The Omega VRT350HD juicer is easy to assemble and disassemble for quick cleaning. The Omega VRT350HD Nutrition Center assures you many years of trouble-free, dependable service.
The Omega VRT350HD is our favorite dual-stage Vertical Single Auger Juicer. The vertical design has a smaller footprint than the horizontal single auger.
The 8x harder auger is manufacture red out of GE Ult em material. Single Gear “Masticating” Extraction Low Speed 80 Rpm Ensures full taste and high nutritional values.
Since then, they’ve expanded into a wider spectrum of flavors that includes tobacco, exotic fruit, pastries and cool beverages. These e-liquids pay tribute to the fruits of nature, with exotic blends that tropical lovers would love.
Killer Mustard has become a standard for custard vapes, and they also have flavors in the fruit cereal, beverage and tobacco realm. They have classics like Lava Flow, a tangy blend of fresh strawberry with pineapple and a hint of coconut.
Gas Basis brings premium quality e-liquid down to a more affordable price. They come in 100 mL bottles and include flavor profiles ranging from desserts and fruits to beverages and tobacco.
Available in 0, 3 and 6 mg nicotine, Gas Basis is a 70% VG blend which is perfect for dripping and sub ohm devices. The term “premium” means a sum added to a normal price.
The accreditation from the International Organization of Standardization (ISO) “give world-class specifications for products, services and systems, to ensure quality, safety and efficiency.” The operating costs of these labs represent a huge investment for premium vape juice brands. Using gas chromatography-mass spectrometry (GC-MS), this testing ensures quality control and traceability that regular e-juice brands may not be able to afford.
Proprietary ingredients: The most premium e-juice brands often use flavorings that aren’t available or sold to consumers. For a flooded market like the e-juice industry, a unique product warrants a higher price.
If you can’t afford the premium cost, try and catch it on sale or shop around for bargain-priced e-juice with good reviews. A delicious and healthy fully organic cleanse that can help you lose weight quickly, clear up your skin, detox your whole body and improve your focus and concentration.
The quick Chef V cleanse review is that it’s affordable, tasty convenient, and it can help clear up you skin and lose weight. And if you’re not getting protein you have to take it a bit easier in terms of physical exertion.
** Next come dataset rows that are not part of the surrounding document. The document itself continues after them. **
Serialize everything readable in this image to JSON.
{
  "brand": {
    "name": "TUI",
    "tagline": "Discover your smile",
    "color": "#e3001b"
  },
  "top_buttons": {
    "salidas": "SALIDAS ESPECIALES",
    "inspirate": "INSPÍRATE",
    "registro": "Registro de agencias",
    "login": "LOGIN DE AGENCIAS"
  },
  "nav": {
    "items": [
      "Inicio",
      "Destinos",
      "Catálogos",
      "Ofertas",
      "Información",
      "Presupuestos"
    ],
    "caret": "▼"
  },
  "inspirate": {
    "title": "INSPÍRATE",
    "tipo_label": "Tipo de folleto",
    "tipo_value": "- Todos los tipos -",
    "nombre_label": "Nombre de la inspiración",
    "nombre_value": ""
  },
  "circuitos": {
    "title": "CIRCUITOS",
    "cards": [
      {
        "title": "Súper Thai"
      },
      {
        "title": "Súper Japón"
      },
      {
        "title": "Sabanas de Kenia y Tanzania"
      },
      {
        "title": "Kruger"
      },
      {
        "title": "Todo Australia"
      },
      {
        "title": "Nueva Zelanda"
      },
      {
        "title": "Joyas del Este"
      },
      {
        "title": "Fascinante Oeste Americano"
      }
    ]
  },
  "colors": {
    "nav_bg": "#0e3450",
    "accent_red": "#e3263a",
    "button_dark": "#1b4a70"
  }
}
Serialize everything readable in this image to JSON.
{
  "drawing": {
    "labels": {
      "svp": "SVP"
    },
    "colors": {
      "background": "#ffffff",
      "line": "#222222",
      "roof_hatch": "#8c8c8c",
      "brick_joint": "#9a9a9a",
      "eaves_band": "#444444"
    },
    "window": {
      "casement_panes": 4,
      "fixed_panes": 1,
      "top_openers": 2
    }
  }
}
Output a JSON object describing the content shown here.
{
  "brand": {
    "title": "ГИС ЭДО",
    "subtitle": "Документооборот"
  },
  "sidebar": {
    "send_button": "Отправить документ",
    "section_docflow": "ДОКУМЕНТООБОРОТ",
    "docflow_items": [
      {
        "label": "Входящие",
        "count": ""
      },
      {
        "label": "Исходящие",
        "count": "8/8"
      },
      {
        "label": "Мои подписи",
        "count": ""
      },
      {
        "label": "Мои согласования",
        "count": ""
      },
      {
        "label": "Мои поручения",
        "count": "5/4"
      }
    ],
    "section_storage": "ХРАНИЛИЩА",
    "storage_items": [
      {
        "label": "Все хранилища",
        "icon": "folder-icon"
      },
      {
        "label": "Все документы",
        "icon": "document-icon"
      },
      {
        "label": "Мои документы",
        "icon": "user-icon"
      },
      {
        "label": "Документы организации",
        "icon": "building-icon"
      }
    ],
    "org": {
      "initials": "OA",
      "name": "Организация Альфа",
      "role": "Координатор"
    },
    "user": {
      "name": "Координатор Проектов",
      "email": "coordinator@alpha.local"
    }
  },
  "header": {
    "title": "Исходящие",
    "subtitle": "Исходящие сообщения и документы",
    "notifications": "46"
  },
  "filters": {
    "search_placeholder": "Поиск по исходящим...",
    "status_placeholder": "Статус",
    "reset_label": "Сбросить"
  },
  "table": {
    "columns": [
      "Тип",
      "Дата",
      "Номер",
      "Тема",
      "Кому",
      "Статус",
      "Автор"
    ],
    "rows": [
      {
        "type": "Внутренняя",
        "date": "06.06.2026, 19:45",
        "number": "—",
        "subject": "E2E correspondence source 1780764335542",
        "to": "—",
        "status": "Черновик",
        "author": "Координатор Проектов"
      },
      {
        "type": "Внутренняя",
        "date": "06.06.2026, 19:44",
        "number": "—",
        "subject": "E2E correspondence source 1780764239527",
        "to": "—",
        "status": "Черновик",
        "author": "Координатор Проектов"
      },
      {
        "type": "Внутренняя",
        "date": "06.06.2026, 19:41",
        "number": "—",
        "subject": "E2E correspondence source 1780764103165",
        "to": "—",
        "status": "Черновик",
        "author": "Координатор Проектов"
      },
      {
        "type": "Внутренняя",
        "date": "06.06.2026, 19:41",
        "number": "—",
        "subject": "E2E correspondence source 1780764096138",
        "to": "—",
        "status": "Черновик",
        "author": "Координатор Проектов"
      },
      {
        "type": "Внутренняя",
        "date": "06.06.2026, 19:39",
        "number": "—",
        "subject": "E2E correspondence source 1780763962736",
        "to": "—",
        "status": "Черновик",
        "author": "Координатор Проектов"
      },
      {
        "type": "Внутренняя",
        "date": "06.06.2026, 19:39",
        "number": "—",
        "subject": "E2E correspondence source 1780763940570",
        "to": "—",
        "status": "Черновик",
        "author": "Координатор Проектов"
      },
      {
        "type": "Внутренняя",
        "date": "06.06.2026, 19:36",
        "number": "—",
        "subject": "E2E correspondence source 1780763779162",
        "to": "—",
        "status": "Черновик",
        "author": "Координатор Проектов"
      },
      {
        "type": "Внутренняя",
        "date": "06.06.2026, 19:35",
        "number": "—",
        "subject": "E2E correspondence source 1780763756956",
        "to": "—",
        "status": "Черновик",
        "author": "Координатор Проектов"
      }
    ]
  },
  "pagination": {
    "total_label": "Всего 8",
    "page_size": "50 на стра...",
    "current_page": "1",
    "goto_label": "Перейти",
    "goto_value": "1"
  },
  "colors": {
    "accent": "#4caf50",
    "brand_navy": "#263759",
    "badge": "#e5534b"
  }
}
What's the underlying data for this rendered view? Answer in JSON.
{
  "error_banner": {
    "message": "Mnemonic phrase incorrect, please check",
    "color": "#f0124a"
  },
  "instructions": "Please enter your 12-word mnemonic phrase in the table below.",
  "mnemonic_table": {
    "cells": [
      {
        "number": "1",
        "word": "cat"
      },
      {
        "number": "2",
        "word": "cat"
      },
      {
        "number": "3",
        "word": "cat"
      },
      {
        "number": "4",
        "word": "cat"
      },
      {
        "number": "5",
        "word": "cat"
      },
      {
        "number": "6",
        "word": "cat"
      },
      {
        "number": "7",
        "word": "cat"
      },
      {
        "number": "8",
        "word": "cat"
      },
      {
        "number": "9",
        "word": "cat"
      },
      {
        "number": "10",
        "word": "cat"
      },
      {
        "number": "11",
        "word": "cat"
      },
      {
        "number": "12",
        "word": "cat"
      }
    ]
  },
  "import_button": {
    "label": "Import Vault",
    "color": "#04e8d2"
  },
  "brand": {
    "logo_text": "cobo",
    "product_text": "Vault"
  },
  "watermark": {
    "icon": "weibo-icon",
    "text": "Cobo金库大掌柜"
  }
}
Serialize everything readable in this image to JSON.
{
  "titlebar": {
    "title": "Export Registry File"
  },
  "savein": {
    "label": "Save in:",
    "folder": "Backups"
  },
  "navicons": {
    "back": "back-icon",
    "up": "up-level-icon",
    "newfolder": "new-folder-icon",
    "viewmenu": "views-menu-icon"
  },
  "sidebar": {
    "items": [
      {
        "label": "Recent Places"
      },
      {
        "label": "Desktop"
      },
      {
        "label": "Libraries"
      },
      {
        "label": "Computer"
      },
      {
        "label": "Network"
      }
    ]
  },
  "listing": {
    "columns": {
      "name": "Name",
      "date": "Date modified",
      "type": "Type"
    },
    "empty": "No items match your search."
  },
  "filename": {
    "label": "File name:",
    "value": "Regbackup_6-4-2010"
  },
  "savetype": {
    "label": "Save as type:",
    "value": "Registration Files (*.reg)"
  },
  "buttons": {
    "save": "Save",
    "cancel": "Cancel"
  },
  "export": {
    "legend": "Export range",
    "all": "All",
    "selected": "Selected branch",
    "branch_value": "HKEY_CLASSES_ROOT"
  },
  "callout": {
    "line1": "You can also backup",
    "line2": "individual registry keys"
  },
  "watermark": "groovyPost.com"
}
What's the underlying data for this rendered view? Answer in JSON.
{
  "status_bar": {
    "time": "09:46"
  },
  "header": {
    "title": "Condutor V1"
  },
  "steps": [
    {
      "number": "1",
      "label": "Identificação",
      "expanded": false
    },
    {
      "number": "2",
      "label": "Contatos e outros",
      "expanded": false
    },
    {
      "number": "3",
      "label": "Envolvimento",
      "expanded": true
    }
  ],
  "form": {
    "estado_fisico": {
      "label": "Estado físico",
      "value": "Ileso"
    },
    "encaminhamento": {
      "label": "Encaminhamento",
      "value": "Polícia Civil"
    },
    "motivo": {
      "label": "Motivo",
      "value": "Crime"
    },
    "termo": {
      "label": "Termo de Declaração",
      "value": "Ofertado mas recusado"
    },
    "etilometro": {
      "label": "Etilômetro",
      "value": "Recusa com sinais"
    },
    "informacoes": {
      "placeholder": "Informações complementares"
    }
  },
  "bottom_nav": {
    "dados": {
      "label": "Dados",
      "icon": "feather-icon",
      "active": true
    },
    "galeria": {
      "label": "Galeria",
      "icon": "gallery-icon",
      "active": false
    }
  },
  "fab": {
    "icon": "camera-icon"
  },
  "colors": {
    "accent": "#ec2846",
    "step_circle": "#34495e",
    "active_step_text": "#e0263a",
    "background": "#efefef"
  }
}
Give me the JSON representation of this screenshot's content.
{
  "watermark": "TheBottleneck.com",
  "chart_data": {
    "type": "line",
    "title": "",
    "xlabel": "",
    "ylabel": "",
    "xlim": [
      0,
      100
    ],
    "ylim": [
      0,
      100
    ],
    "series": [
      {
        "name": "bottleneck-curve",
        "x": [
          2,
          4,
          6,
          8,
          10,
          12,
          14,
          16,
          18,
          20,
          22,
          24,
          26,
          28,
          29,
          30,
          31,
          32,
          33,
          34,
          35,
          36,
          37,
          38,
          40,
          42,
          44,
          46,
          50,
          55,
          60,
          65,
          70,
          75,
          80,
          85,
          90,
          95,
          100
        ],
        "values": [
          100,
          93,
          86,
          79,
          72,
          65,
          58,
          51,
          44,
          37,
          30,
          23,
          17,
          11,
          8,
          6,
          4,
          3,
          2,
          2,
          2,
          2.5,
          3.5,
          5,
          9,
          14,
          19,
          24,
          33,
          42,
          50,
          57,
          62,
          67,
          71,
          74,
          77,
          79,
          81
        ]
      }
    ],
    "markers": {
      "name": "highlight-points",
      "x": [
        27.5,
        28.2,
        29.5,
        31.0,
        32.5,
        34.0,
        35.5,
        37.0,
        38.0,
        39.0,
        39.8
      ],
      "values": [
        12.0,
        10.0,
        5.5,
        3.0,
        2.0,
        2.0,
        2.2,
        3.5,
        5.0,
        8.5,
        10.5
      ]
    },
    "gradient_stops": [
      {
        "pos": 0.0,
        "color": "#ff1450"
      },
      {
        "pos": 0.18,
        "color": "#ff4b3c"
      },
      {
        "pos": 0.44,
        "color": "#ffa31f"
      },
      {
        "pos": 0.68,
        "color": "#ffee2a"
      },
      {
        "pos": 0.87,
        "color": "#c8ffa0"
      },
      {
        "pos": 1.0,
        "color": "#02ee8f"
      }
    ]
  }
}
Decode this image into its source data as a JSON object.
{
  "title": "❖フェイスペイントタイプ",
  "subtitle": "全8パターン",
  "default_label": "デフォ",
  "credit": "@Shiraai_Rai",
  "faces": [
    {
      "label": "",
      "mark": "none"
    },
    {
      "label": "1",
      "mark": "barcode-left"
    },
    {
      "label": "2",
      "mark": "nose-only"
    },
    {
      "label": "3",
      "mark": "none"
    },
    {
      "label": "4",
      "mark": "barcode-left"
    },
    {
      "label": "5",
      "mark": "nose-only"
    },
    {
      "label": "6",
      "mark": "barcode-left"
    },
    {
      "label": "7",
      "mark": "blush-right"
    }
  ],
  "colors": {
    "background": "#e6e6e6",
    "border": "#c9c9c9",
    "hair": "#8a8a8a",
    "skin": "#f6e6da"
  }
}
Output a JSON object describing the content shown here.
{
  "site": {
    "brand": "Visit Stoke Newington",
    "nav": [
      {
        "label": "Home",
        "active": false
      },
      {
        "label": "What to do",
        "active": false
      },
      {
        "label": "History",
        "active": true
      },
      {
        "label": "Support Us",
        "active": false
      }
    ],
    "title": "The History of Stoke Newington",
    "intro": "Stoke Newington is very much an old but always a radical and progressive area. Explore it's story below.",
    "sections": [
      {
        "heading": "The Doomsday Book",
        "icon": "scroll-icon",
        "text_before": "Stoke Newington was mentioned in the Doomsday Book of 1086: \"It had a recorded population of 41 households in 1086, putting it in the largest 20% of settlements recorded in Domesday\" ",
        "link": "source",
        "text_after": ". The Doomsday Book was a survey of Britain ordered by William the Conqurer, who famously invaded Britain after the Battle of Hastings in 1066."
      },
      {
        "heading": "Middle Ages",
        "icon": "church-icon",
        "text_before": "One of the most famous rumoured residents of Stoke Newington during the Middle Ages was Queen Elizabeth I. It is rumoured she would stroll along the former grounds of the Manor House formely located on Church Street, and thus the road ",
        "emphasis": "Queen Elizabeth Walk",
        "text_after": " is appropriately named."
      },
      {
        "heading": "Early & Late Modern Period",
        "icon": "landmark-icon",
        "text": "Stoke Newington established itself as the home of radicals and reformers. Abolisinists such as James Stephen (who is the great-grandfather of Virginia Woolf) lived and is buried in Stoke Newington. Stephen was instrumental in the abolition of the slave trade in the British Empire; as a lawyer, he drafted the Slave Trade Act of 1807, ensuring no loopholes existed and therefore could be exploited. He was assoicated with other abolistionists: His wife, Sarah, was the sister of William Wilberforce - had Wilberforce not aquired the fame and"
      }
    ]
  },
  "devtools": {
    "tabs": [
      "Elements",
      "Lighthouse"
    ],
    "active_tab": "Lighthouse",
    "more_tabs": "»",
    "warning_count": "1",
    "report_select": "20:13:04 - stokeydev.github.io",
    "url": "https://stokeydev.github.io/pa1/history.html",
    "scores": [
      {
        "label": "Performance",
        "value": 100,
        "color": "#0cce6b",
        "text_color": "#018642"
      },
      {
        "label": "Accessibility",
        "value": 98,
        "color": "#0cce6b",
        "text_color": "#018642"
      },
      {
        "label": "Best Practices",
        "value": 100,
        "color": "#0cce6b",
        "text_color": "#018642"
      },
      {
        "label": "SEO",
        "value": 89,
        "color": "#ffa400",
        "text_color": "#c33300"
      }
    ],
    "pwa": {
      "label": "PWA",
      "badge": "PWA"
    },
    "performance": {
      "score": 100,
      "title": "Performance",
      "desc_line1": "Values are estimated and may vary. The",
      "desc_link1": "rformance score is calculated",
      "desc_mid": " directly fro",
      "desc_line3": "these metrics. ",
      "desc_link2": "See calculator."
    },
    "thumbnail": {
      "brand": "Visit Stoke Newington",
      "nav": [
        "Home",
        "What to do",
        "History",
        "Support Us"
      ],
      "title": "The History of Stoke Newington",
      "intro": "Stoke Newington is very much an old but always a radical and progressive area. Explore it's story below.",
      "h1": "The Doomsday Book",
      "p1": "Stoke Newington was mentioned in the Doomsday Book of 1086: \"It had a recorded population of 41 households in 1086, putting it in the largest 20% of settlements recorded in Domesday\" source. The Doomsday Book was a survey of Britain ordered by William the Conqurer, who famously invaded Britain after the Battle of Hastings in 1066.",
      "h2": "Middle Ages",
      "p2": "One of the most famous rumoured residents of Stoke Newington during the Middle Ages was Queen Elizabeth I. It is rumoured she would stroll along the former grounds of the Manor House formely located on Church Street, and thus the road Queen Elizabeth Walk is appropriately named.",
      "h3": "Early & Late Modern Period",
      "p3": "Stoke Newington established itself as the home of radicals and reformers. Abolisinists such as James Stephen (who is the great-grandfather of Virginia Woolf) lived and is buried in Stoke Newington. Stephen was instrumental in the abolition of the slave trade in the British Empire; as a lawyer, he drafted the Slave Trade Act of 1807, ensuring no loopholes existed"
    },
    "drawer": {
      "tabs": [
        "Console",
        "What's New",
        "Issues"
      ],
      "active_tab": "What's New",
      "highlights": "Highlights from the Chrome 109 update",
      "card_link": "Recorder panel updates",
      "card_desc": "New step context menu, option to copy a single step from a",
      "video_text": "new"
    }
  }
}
I also really liked that you get to have a nice warm soup every night, only drinking juice is great but you do start to miss having hot meals, especially if you’re doing the 7-day cleanse. And it’s low sugar, there is a little apple to help sweeten up the green juice but not so much that it becomes unhealthy again.
You also get sent a pre-cleanse guide upon purchase which tells you how to get ready, it’s a list of foods that you can and can’t eat, so it tells you to avoid stuff like dairy and soy products and stick to non-dairy milk, lentils and lots of other helpful advice like that. What I don’t like is that it doesn’t come frozen, so once it arrives you have 7 days to finish it otherwise you have to throw it out.
But I took a deep dive into all the customer reviews to get a better idea of how much people were actually losing and it looks surprisingly good. I think the 25 lbs is a special case but it can’t be denied that a lot of people are losing weight and quickly during the Chef V juice cleanse.
Apart from the weight loss there are loads of reports of people acne finally going away, skin feeling brighter and younger and the energy levels! Basically it’s all the wonderful green vegetables that give you lots of nutrition and vitamins and help detox your system so you get the bad stuff out and replace it with all the goodness of fruits and vegetables.
It takes some getting used to if you normally drink sodas but it is worth pushing through for because you get used to it quickly and it’s very good for you. The soup and protein shakes also make it a good choice for more active individuals.